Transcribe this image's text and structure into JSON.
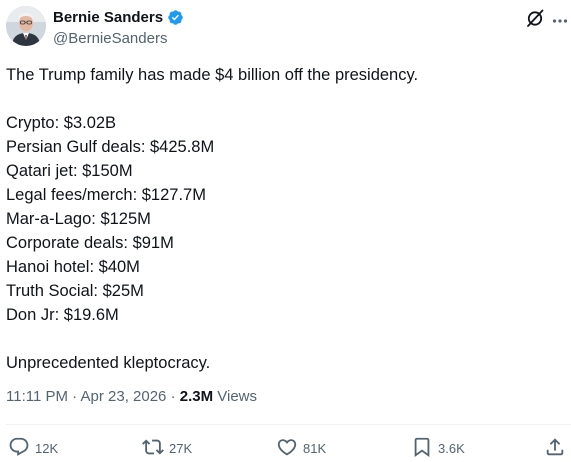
{
  "author": {
    "display_name": "Bernie Sanders",
    "handle": "@BernieSanders",
    "verified": true
  },
  "tweet": {
    "intro": "The Trump family has made $4 billion off the presidency.",
    "items": [
      "Crypto: $3.02B",
      "Persian Gulf deals: $425.8M",
      "Qatari jet: $150M",
      "Legal fees/merch: $127.7M",
      "Mar-a-Lago: $125M",
      "Corporate deals: $91M",
      "Hanoi hotel: $40M",
      "Truth Social: $25M",
      "Don Jr: $19.6M"
    ],
    "closing": "Unprecedented kleptocracy."
  },
  "meta": {
    "time": "11:11 PM",
    "separator": " · ",
    "date": "Apr 23, 2026",
    "views_count": "2.3M",
    "views_label": " Views"
  },
  "actions": {
    "replies": "12K",
    "reposts": "27K",
    "likes": "81K",
    "bookmarks": "3.6K"
  },
  "colors": {
    "text": "#0f1419",
    "secondary": "#536471",
    "verified": "#1d9bf0",
    "divider": "#eff3f4"
  },
  "icons": {
    "verified": "verified-badge-icon",
    "grok": "grok-icon",
    "more": "more-icon",
    "reply": "reply-icon",
    "repost": "repost-icon",
    "like": "heart-icon",
    "bookmark": "bookmark-icon",
    "share": "share-icon"
  }
}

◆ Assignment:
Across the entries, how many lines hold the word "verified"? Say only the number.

◆ Solution to the problem:
3